§ Assignment
The exercise asks you to copy every line below in which "Elias" appears.

§ Exercise data
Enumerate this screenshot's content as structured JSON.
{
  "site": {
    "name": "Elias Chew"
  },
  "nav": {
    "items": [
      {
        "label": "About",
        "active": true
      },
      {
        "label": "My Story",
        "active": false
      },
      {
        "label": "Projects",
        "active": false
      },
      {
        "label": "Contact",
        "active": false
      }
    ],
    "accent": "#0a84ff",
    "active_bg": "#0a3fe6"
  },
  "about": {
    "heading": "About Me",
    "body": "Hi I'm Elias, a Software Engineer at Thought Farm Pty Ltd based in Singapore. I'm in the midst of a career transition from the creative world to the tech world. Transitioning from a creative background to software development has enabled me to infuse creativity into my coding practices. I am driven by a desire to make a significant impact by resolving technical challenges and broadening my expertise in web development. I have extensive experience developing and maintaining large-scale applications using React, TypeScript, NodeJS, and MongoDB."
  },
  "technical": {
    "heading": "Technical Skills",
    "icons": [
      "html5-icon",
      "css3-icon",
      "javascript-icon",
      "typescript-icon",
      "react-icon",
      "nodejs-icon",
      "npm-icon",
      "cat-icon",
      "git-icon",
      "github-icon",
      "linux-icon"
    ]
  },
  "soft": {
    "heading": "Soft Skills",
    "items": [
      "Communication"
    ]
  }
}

§ Output below
    "name": "Elias Chew"
    "body": "Hi I'm Elias, a Software Engineer at Thought Farm Pty Ltd based in Singapore. I'm in the midst of a career transition from the creative world to the tech world. Transitioning from a creative background to software development has enabled me to infuse creativity into my coding practices. I am driven by a desire to make a significant impact by resolving technical challenges and broadening my expertise in web development. I have extensive experience developing and maintaining large-scale applications using React, TypeScript, NodeJS, and MongoDB."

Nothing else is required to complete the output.